━━━━━ Records for the task ━━━━━
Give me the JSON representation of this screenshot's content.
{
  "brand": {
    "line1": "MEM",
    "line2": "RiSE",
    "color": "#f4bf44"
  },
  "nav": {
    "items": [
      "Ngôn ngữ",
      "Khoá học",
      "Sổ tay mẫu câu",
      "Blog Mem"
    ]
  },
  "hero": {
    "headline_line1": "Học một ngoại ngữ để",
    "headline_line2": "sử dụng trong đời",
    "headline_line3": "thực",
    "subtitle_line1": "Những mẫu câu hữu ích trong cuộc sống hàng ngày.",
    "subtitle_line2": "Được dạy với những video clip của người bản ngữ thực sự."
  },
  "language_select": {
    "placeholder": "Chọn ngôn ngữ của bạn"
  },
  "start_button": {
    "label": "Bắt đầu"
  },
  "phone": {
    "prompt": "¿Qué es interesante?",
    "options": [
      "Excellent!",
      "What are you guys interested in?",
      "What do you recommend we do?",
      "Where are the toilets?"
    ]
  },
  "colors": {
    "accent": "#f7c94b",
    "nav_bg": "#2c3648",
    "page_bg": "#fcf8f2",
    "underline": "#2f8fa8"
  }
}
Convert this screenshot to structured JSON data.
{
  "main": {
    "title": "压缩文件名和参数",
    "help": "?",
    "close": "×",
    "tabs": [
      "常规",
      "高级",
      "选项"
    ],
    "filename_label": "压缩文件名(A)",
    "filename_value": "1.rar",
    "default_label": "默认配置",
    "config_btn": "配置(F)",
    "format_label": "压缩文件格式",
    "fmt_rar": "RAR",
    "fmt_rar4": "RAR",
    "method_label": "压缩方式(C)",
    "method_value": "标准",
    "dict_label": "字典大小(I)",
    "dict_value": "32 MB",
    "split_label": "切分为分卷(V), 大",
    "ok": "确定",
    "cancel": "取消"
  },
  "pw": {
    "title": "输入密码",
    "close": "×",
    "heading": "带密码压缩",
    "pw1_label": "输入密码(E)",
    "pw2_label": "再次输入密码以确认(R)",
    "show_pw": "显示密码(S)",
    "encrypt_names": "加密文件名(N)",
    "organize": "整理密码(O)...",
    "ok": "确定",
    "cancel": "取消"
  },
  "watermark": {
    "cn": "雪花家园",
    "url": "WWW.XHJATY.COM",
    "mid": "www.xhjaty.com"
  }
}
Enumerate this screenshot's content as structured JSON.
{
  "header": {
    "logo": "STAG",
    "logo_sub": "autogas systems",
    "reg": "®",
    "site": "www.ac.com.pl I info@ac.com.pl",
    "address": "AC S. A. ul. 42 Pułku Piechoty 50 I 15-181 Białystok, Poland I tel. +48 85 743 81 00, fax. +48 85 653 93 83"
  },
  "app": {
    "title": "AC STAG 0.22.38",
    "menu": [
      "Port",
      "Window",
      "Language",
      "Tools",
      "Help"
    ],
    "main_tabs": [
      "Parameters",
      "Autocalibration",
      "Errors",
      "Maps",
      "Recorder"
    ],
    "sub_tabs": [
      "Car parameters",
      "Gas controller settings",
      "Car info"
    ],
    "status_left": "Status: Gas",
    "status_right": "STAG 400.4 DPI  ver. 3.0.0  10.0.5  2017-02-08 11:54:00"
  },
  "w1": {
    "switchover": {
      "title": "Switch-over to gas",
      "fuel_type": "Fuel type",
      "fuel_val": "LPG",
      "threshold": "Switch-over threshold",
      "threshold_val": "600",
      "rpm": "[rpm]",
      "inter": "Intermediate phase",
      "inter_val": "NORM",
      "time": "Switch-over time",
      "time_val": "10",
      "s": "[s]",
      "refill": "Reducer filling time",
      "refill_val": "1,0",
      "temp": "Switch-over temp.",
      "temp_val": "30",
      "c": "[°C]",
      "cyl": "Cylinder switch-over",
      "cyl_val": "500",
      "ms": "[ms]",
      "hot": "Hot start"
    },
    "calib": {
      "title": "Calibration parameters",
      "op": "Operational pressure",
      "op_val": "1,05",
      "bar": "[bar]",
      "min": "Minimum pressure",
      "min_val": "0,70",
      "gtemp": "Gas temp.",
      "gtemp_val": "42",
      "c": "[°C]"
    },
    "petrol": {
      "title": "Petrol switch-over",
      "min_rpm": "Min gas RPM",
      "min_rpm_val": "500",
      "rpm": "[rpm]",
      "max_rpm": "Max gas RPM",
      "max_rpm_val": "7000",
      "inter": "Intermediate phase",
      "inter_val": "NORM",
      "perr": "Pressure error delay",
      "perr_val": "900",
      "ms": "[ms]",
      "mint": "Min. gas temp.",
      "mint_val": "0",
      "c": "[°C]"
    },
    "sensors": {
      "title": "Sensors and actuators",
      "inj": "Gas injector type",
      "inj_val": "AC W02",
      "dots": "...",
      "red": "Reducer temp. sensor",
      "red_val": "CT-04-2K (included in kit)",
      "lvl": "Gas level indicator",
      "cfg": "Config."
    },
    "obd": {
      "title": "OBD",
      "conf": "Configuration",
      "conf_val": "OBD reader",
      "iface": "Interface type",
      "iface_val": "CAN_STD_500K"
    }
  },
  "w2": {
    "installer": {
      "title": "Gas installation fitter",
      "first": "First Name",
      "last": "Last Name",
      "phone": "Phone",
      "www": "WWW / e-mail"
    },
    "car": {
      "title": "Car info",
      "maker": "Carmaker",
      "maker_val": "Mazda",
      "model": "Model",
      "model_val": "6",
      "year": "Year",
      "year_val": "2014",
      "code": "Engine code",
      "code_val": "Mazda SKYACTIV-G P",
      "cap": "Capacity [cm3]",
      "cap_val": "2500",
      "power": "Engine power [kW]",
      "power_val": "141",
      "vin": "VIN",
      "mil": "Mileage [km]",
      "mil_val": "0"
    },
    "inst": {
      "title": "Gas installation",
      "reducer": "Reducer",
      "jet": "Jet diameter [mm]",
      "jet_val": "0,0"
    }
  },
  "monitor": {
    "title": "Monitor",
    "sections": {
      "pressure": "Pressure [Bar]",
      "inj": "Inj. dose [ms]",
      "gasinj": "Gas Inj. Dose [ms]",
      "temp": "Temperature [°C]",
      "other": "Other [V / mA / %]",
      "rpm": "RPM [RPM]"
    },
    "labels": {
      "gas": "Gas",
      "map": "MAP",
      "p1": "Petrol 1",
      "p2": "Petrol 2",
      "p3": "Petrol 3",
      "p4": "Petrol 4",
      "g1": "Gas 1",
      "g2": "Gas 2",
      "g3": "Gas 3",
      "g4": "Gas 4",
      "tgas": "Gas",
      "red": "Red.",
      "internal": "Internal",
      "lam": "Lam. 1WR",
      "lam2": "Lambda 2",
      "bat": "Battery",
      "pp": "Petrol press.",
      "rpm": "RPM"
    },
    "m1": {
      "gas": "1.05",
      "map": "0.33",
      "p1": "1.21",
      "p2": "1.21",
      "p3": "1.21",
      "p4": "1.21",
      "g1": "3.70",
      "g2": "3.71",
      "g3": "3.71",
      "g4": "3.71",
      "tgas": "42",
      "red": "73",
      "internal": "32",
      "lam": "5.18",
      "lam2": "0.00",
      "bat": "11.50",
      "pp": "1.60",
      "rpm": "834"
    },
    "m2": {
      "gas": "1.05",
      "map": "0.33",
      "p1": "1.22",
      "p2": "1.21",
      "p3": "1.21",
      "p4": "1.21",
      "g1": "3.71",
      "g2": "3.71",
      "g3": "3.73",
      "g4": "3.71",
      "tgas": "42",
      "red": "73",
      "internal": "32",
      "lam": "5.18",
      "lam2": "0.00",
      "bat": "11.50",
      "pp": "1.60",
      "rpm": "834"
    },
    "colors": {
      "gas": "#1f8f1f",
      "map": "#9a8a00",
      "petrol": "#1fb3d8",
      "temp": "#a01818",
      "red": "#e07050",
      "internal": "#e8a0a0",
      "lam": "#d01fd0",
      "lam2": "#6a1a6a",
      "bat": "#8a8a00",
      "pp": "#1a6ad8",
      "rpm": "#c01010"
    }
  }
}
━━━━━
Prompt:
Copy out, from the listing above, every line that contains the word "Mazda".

Solved exercise:
      "maker_val": "Mazda",
      "code_val": "Mazda SKYACTIV-G P",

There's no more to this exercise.